In 2021, robots are no longer a topic of the future.
In 2021, robots are no longer a topic of the future. People aren’t impressed by self-driving cars, and Roombas are now blowing old vacuum cleaners out of the water. Robots perform 80% of car manufacturing. But was it exactly the dream of science fiction and futurists?
In most media pieces from the end of the 20th century, be that movies or books, robots have a very distinct anthropomorphic appearance. In layman’s terms, they try to appear human-like. Look no further than replicants from “Blade Runner” (1982), Number 5 from “Short Circuit” (1986), Maria from “Metropolis” (1927), and our personal favorite, the Terminator from James Cameron’s 1984 movie of the same name.
Unlike movies, reality shows, there’s a lot more use for robotics in helping people than trying to destroy it. We have industrial robots (Kuka, Fanuc, ABB), medical robots (da-Vinci, rehab), domestic robots (window cleaners, pool cleaners, Roomba), education robots (lego, Robbo, trick). Of all of these industries, the only robots that need humanoid features in their work are service robots.
Sometimes, that disappoints people. We had decades of media-influenced impressions of robots that are indistinguishable from people. They would walk on two legs, communicate with real people’s precision, and on top of that, serve us tirelessly, following every order from humans, at this point fed up with dirty work. Instead, a huge box with a porthole does our laundry, a box with shelves inside of it does our dishes, and instead of a human-sized robot butler, we have what is pretty much a large puck on wheels riding around our house.

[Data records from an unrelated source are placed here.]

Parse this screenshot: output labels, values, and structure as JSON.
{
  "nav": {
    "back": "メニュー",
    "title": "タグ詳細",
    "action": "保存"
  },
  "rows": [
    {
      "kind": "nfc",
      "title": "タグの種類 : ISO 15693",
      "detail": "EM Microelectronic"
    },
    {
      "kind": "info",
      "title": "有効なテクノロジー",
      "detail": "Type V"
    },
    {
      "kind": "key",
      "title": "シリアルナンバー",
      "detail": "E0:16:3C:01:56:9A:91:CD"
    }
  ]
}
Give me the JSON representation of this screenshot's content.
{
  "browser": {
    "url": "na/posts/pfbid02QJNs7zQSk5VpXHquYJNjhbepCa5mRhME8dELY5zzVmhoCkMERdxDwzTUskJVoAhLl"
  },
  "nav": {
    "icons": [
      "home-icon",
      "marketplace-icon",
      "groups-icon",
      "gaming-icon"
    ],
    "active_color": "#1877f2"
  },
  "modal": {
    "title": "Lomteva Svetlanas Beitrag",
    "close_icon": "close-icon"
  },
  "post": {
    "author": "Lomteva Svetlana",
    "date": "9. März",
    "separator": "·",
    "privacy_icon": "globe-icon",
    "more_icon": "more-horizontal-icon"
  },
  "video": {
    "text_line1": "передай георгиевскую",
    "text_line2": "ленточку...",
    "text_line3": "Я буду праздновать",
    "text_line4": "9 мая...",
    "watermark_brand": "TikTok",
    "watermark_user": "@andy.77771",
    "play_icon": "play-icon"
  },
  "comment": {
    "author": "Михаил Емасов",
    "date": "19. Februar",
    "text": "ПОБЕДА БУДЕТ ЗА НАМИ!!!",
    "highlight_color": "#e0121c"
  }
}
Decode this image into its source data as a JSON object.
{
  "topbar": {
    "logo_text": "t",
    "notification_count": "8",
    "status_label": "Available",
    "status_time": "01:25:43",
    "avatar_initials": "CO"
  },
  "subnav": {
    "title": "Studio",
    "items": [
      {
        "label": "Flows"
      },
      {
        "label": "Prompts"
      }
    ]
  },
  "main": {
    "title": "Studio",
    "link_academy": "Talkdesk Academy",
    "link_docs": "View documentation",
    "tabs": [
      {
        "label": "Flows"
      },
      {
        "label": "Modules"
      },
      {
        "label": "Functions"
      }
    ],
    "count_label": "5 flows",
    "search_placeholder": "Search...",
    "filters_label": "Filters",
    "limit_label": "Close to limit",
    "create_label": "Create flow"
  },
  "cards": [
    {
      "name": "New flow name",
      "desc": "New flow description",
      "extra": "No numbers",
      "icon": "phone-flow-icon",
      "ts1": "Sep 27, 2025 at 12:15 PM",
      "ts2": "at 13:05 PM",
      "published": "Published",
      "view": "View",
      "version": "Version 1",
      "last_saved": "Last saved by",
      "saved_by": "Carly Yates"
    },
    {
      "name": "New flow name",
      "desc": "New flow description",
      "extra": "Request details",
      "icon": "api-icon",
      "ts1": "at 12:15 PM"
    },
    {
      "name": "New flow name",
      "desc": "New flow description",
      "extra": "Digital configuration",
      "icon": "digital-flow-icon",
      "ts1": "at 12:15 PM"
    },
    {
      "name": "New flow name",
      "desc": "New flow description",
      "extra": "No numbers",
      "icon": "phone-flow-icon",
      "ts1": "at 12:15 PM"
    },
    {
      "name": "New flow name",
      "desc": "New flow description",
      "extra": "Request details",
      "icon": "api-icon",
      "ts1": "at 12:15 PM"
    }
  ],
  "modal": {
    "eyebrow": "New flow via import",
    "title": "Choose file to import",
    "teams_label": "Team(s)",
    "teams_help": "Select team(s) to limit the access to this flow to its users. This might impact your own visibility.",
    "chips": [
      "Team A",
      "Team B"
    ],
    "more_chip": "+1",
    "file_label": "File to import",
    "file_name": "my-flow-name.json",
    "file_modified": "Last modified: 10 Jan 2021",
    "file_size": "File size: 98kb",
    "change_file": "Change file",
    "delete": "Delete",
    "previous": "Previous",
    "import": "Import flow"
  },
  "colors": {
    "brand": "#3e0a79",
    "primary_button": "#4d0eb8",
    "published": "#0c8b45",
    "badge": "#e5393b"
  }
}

Let’s break it down. To orient in the X, Y, Z axis, wield, and manufacture parts in a production setting, the robots don’t really require emotions or human-like facial features. To clean floors in your apartment, robots should be small, agile, and able to orient properly. You don’t actually need a broom and a bucket to clean floors.
Now, what do we need service robots for? For starters, they can perform different functions related to the service industry: issue line tickets, give out entrance passes or promo coupons, fill out and scan documents, answer questions, help with navigation, etc.
Service robotics is a relatively new industry. According to the International Federation of Robotics (IFR), in 2021, this market will stand at $15.4 bln. Generally, robots in this area should attract attention, answer questions, recognize faces, and perform simple menial tasks. Service robots optimize the workforce and exclude human factors from service.
Three large companies operate in the service robotics industry: SoftBank Robotics from Japan (the company behind Pepper), Qihan from China, and Robo-C Project. All of these robots more their arms, express emotions during a conversation, and have many distinctly ‘human’ features.
But why do we keep making robots look more like humans?
Aside from simple tasks such as consulting, communicating, or printing receipts, one big task of a service robot is to attract a customer. The client’s interest is crucial to determine how effective the robot is.
A robot’s appearance greatly affects how people react to it and how they evaluate their communication experience. In 1978, a Japanese scientist Masahiro Mori conducted research related to humans’ emotional response to robots. The results were good at first: the more robot appears human-like, the better reaction it receives, until a certain point.
Once the robot’s appearance becomes ‘too human,’ for example, when it features human skin and hair, the reaction plummets to negative. This phenomenon is called the Uncanny Valley.
Every single service robotics company uses this graph. Once the line reaches the first peak, people react to the robot positively. This is where people enjoy chatting with the robot: they buy services and complete operations.
There are numerous advantages to it, aside from financial benefits. A person takes a picture of the robot and then posts it on social media, spreading the word about the robot. Local media picks up any news about new technologies, same with bloggers. All of that results in thousands of mentions of the company; it brings traffic, it makes the company that has a robot look technologically advanced. All of that is obtainable through massive ad campaigns, which costs a lot more than purchasing a robot. Robots generate the buzz for free, not to mention their primary functionality that is still there.
There are lots of developers who attempt to overcome the uncanny valley and reach the other side. According to Masahiro Mori, people will react to this robot at least twice as positively when it happens. Several companies in the world try to create such a robot, conceptualizing it as a personal assistant.
Just recently, it became possible to overcome the Valley. Real-Doll started to produce robots under the name Harmony, and they actually appear more to the right side of the valley. People reacted positively, and the company found a lot of profit in Harmony, which is a sex robot. Human desires became a big motivator for a lot of developments in the robotics industry. Humanoid robots are looking to be more popular across other industries, too.
We are now entering the future of robot employees, replacing the usual human-driven workforce across multiple industries. In many ways, people won’t be able to distinguish themselves from robots. This will change the whole perspective of this industry and remove human factors from many things: robots will never get tired, never get sick, never go on vacations or get sick. They will always be in the perfect mood, ready to serve.
Many people are afraid of this new world and even stand against it, and rightfully so. What’s important to remember is that humanity has always chosen the path of making life easier over the course of history. It is only a matter of time when it happens again. After all, traffic lights functions were performed by humans once.